• _What is being asked_
State, as a bare number, how many lines below contain "label".

(Web page and app entries)
◇ ◇ ◇

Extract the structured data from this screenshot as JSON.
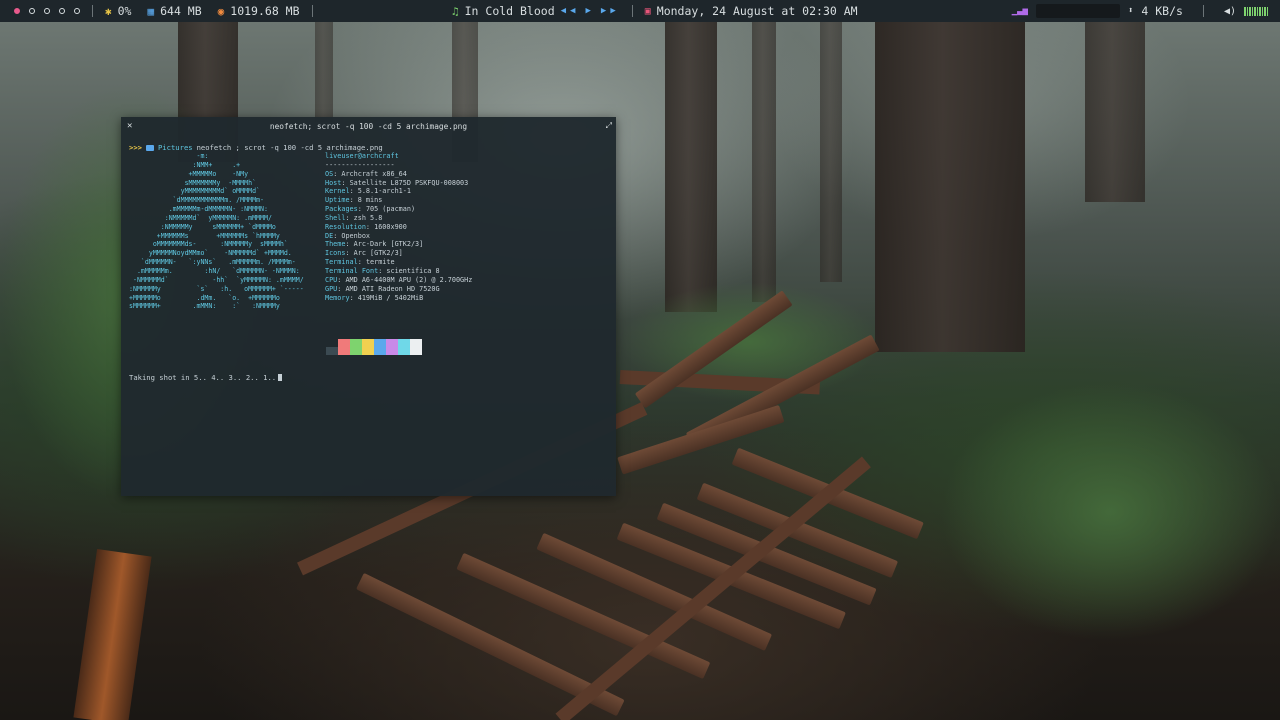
{
  "topbar": {
    "workspaces": [
      {
        "label": "workspace-1",
        "active": true
      },
      {
        "label": "workspace-2",
        "active": false
      },
      {
        "label": "workspace-3",
        "active": false
      },
      {
        "label": "workspace-4",
        "active": false
      },
      {
        "label": "workspace-5",
        "active": false
      }
    ],
    "cpu": "0%",
    "memory": "644 MB",
    "disk": "1019.68 MB",
    "music_title": "In Cold Blood",
    "datetime": "Monday, 24 August at 02:30 AM",
    "net_speed": "4 KB/s",
    "icons": {
      "cpu": "cpu-icon",
      "memory": "memory-icon",
      "disk": "disk-icon",
      "music": "music-note-icon",
      "calendar": "calendar-icon",
      "network": "network-activity-icon",
      "volume": "volume-icon"
    },
    "colors": {
      "active_workspace": "#e85a8c",
      "cpu": "#e8c547",
      "memory": "#5aa8ec",
      "disk": "#f08a3e",
      "music": "#7ed36e",
      "calendar": "#e8557a",
      "network": "#b06be8",
      "volume_bar": "#7ed36e"
    }
  },
  "terminal": {
    "title": "neofetch; scrot -q 100 -cd 5 archimage.png",
    "prompt": {
      "arrows": ">>>",
      "dir": "Pictures",
      "command": "neofetch ; scrot -q 100 -cd 5 archimage.png"
    },
    "ascii_art": "                 -m:\n                :NMM+     .+\n               +MMMMMo    -NMy\n              sMMMMMMMy  -MMMMh`\n             yMMMMMMMMMd` oMMMMd`\n           `dMMMMMMMMMMMm. /MMMMm-\n          .mMMMMMm-dMMMMMN- :NMMMN:\n         :NMMMMMd`  yMMMMMN: .mMMMM/\n        :NMMMMMy     sMMMMMM+ `dMMMMo\n       +MMMMMMs       +MMMMMMs `hMMMMy\n      oMMMMMMMds-      :NMMMMMy  sMMMMh`\n     yMMMMMNoydMMmo`    -NMMMMMd` +MMMMd.\n   `dMMMMMN-   `:yNNs`   .mMMMMMm. /MMMMm-\n  .mMMMMMm.        :hN/   `dMMMMMN- -NMMMN:\n -NMMMMMd`           -hh`  `yMMMMMN: .mMMMM/\n:NMMMMMy         `s`   :h.   oMMMMMM+ `-----\n+MMMMMMo         .dMm.   `o.  +MMMMMMo\nsMMMMMM+        .mMMN:    :`   :NMMMMy",
    "user_host": "liveuser@archcraft",
    "separator": "-----------------",
    "info": [
      {
        "key": "OS",
        "value": "Archcraft x86_64"
      },
      {
        "key": "Host",
        "value": "Satellite L875D PSKFQU-008003"
      },
      {
        "key": "Kernel",
        "value": "5.8.1-arch1-1"
      },
      {
        "key": "Uptime",
        "value": "8 mins"
      },
      {
        "key": "Packages",
        "value": "705 (pacman)"
      },
      {
        "key": "Shell",
        "value": "zsh 5.8"
      },
      {
        "key": "Resolution",
        "value": "1600x900"
      },
      {
        "key": "DE",
        "value": "Openbox"
      },
      {
        "key": "Theme",
        "value": "Arc-Dark [GTK2/3]"
      },
      {
        "key": "Icons",
        "value": "Arc [GTK2/3]"
      },
      {
        "key": "Terminal",
        "value": "termite"
      },
      {
        "key": "Terminal Font",
        "value": "scientifica 8"
      },
      {
        "key": "CPU",
        "value": "AMD A6-4400M APU (2) @ 2.700GHz"
      },
      {
        "key": "GPU",
        "value": "AMD ATI Radeon HD 7520G"
      },
      {
        "key": "Memory",
        "value": "419MiB / 5402MiB"
      }
    ],
    "palette": [
      "#3b4a52",
      "#f07a7a",
      "#7ed36e",
      "#f0d050",
      "#5aa8ec",
      "#c98ae8",
      "#6fd8e8",
      "#eceff1"
    ],
    "countdown": "Taking shot in 5.. 4.. 3.. 2.. 1.."
  }
}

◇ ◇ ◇

• _Output_
5